● **What the task asks**
Work out how many lines in the material beneath contain "placeholder". Give only that number.

● **Input records**
== Segment start ==
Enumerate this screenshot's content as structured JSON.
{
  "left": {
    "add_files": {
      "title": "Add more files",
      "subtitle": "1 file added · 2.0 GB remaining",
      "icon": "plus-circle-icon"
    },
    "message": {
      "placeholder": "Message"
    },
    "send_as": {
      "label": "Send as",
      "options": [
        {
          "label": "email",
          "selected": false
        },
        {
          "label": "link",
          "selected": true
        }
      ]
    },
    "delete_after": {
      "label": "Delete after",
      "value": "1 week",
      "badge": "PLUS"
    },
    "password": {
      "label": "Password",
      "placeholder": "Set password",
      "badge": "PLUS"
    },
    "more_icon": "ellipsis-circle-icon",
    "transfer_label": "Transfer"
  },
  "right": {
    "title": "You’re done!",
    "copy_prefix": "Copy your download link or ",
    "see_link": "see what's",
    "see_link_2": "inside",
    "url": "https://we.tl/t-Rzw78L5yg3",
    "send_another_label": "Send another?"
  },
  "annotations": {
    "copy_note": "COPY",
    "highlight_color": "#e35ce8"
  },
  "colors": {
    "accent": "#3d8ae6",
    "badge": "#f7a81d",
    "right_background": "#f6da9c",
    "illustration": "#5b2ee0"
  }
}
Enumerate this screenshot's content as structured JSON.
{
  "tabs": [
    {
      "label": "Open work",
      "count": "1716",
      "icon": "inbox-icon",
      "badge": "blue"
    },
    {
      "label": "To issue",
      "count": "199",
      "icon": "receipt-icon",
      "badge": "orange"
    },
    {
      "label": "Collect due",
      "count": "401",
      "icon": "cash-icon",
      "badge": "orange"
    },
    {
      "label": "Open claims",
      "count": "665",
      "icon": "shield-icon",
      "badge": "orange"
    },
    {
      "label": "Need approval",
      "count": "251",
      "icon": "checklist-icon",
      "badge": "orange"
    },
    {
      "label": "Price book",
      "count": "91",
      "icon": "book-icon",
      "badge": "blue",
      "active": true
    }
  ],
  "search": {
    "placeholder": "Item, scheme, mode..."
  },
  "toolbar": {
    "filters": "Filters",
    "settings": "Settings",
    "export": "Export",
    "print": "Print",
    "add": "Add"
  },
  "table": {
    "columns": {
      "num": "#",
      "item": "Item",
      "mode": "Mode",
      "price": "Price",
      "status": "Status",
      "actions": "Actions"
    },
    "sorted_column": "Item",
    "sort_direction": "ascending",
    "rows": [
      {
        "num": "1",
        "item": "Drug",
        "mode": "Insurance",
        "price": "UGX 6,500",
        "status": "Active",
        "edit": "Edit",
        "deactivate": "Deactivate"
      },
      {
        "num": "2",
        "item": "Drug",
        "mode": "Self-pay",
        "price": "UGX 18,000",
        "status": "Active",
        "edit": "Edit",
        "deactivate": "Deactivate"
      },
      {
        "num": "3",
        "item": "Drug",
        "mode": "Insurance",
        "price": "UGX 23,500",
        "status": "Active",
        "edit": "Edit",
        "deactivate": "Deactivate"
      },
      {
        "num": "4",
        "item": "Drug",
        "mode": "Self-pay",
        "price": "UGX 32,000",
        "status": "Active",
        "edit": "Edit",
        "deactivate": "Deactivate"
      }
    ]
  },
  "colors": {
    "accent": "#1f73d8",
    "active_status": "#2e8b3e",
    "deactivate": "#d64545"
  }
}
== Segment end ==
● **Solution to this problem**
3